Conversant in contemporary theory and architectural history, Stan Allen argues that concepts in architecture are not imported from other disciplines, but emerge through the materials and procedures of architectural practice itself. Drawing on his own experience as a working architect, he examines the ways in which the tools available to the architect affect the design and production of buildings.

This second edition includes revised essays together with previously unpublished work. Allen’s seminal piece on Field Conditions is included in this reworked, revised and redesigned volume. A compelling read for student and practitioner alike.

part |93 pages


chapter I|37 pages

Constructing with Lines

On Projection
ByStan Allen

chapter II|30 pages

Notations + Diagrams

Mapping the Intangible
ByStan Allen

chapter III|24 pages

Terminal Velocities

The Computer in the Design Studio
ByStan Allen

part |61 pages


chapter IV|20 pages

Mies' Theater of Effects

The New National Gallery, Berlin
ByStan Allen

chapter V|18 pages

The Guggenheim Refigured

The Solomon R. Guggenheim Museum New York, New York
ByStan Allen

chapter VI|22 pages

Le Corbusier + Modernist Movement

The Carpenter Center for Visual Arts Cambridge, Massachusetts
ByStan Allen

part |87 pages


chapter VII|34 pages

Urbanisms in the Plural

ByStan Allen

chapter VIII|24 pages

The Thick 2-D

Mat-Building in the Contemporary City
ByStan Allen
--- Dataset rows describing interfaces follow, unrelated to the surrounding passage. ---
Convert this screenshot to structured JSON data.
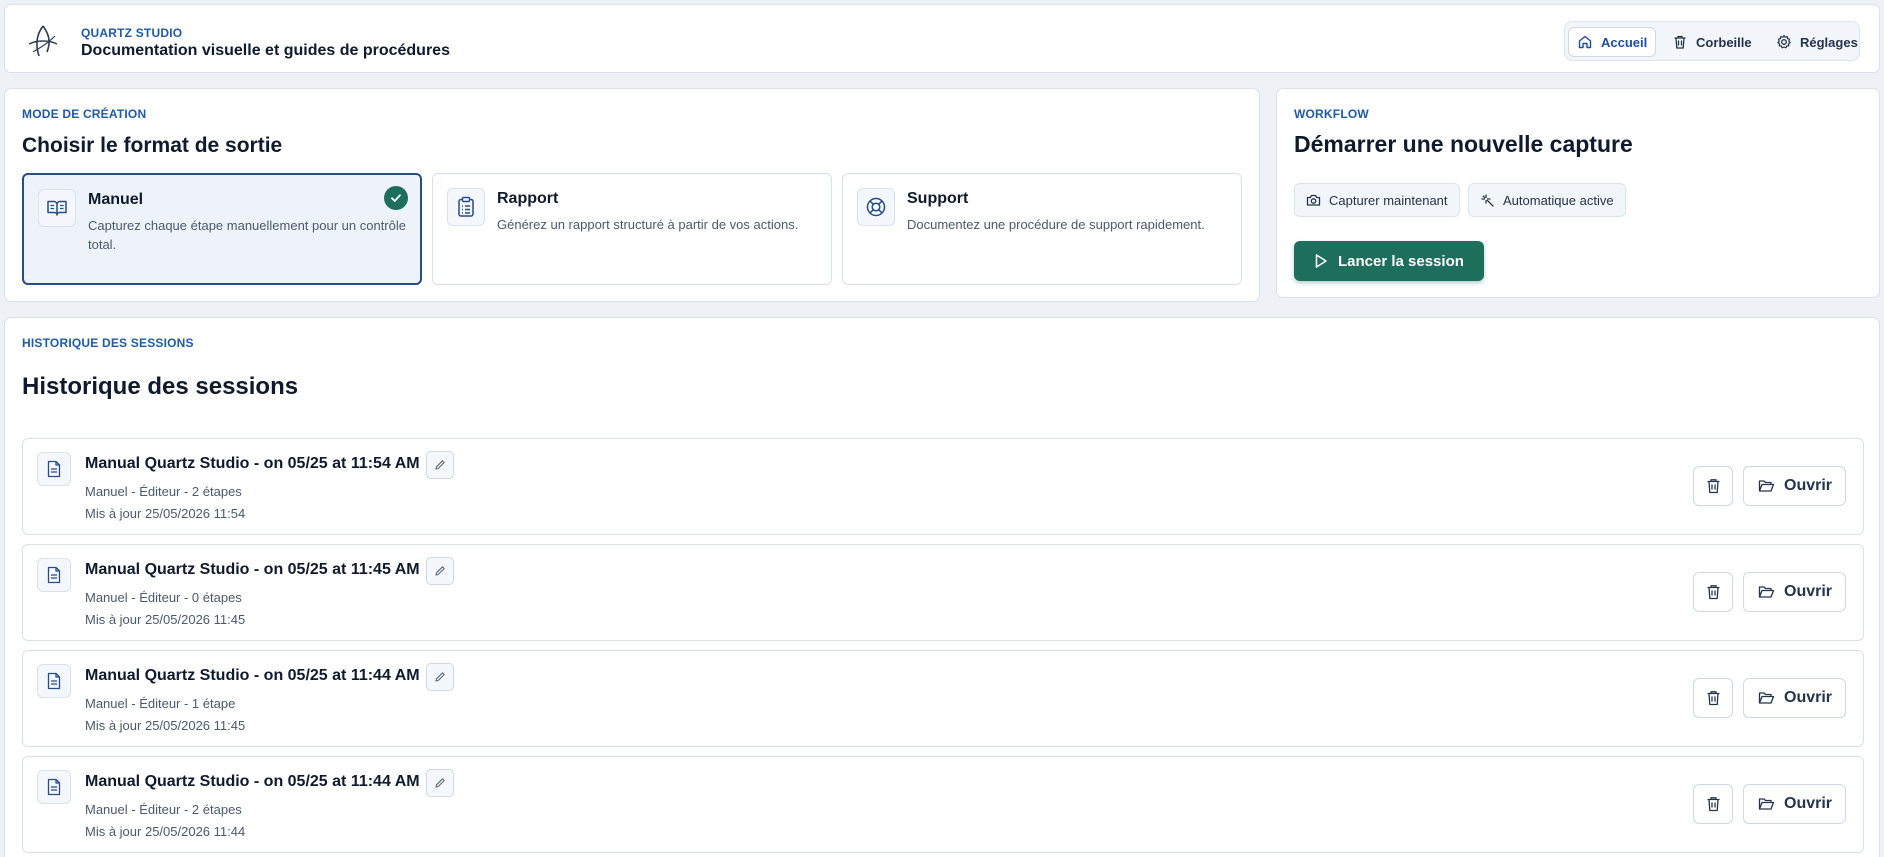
{
  "header": {
    "app_name": "QUARTZ STUDIO",
    "subtitle": "Documentation visuelle et guides de procédures",
    "nav": [
      {
        "label": "Accueil",
        "icon": "home-icon",
        "active": true
      },
      {
        "label": "Corbeille",
        "icon": "trash-icon",
        "active": false
      },
      {
        "label": "Réglages",
        "icon": "gear-icon",
        "active": false
      }
    ]
  },
  "mode": {
    "eyebrow": "MODE DE CRÉATION",
    "title": "Choisir le format de sortie",
    "options": [
      {
        "title": "Manuel",
        "description": "Capturez chaque étape manuellement pour un contrôle total.",
        "icon": "book-icon",
        "selected": true
      },
      {
        "title": "Rapport",
        "description": "Générez un rapport structuré à partir de vos actions.",
        "icon": "clipboard-icon",
        "selected": false
      },
      {
        "title": "Support",
        "description": "Documentez une procédure de support rapidement.",
        "icon": "lifebuoy-icon",
        "selected": false
      }
    ]
  },
  "workflow": {
    "eyebrow": "WORKFLOW",
    "title": "Démarrer une nouvelle capture",
    "capture_label": "Capturer maintenant",
    "auto_label": "Automatique active",
    "start_label": "Lancer la session"
  },
  "history": {
    "eyebrow": "HISTORIQUE DES SESSIONS",
    "title": "Historique des sessions",
    "open_label": "Ouvrir",
    "sessions": [
      {
        "title": "Manual Quartz Studio - on 05/25 at 11:54 AM",
        "meta": "Manuel - Éditeur - 2 étapes",
        "updated": "Mis à jour 25/05/2026 11:54"
      },
      {
        "title": "Manual Quartz Studio - on 05/25 at 11:45 AM",
        "meta": "Manuel - Éditeur - 0 étapes",
        "updated": "Mis à jour 25/05/2026 11:45"
      },
      {
        "title": "Manual Quartz Studio - on 05/25 at 11:44 AM",
        "meta": "Manuel - Éditeur - 1 étape",
        "updated": "Mis à jour 25/05/2026 11:45"
      },
      {
        "title": "Manual Quartz Studio - on 05/25 at 11:44 AM",
        "meta": "Manuel - Éditeur - 2 étapes",
        "updated": "Mis à jour 25/05/2026 11:44"
      }
    ]
  },
  "colors": {
    "accent": "#1d6f5c",
    "brand_blue": "#1f5aa8",
    "selected_border": "#264d86",
    "background": "#eef2f6"
  }
}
chapter IX|28 pages

From Object to Field

Field Conditions in Architecture + Urbanism
ByStan Allen